**PROBLEM TO SOLVE**
Give back every line of the data, word for word.
┌─ GIVEN INFORMATION
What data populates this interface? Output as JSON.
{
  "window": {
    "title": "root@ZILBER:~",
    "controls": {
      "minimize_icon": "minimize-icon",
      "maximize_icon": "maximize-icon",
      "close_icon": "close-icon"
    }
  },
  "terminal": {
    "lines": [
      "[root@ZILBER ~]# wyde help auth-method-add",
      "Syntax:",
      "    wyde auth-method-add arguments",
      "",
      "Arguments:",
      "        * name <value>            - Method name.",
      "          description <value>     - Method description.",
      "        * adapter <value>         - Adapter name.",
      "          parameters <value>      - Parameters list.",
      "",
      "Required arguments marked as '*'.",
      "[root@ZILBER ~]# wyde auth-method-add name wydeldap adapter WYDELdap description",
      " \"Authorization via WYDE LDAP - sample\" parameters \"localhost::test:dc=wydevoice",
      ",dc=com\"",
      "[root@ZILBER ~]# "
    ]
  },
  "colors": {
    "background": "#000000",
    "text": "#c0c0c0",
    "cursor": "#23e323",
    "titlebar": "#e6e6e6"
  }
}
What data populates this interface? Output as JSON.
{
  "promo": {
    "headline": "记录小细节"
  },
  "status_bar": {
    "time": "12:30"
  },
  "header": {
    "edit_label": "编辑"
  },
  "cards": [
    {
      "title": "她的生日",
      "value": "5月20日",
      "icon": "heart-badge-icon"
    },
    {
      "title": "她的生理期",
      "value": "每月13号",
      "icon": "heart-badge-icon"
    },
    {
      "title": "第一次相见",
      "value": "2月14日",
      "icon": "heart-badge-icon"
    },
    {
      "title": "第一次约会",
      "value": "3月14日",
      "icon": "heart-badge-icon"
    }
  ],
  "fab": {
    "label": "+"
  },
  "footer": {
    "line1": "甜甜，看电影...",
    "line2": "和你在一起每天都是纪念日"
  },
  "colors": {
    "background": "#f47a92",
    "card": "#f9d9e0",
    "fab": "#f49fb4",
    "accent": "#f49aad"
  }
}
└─
**WRITTEN ANSWER**
What data populates this interface? Output as JSON.
{
  "window": {
    "title": "root@ZILBER:~",
    "controls": {
      "minimize_icon": "minimize-icon",
      "maximize_icon": "maximize-icon",
      "close_icon": "close-icon"
    }
  },
  "terminal": {
    "lines": [
      "[root@ZILBER ~]# wyde help auth-method-add",
      "Syntax:",
      "    wyde auth-method-add arguments",
      "",
      "Arguments:",
      "        * name <value>            - Method name.",
      "          description <value>     - Method description.",
      "        * adapter <value>         - Adapter name.",
      "          parameters <value>      - Parameters list.",
      "",
      "Required arguments marked as '*'.",
      "[root@ZILBER ~]# wyde auth-method-add name wydeldap adapter WYDELdap description",
      " \"Authorization via WYDE LDAP - sample\" parameters \"localhost::test:dc=wydevoice",
      ",dc=com\"",
      "[root@ZILBER ~]# "
    ]
  },
  "colors": {
    "background": "#000000",
    "text": "#c0c0c0",
    "cursor": "#23e323",
    "titlebar": "#e6e6e6"
  }
}
What data populates this interface? Output as JSON.
{
  "promo": {
    "headline": "记录小细节"
  },
  "status_bar": {
    "time": "12:30"
  },
  "header": {
    "edit_label": "编辑"
  },
  "cards": [
    {
      "title": "她的生日",
      "value": "5月20日",
      "icon": "heart-badge-icon"
    },
    {
      "title": "她的生理期",
      "value": "每月13号",
      "icon": "heart-badge-icon"
    },
    {
      "title": "第一次相见",
      "value": "2月14日",
      "icon": "heart-badge-icon"
    },
    {
      "title": "第一次约会",
      "value": "3月14日",
      "icon": "heart-badge-icon"
    }
  ],
  "fab": {
    "label": "+"
  },
  "footer": {
    "line1": "甜甜，看电影...",
    "line2": "和你在一起每天都是纪念日"
  },
  "colors": {
    "background": "#f47a92",
    "card": "#f9d9e0",
    "fab": "#f49fb4",
    "accent": "#f49aad"
  }
}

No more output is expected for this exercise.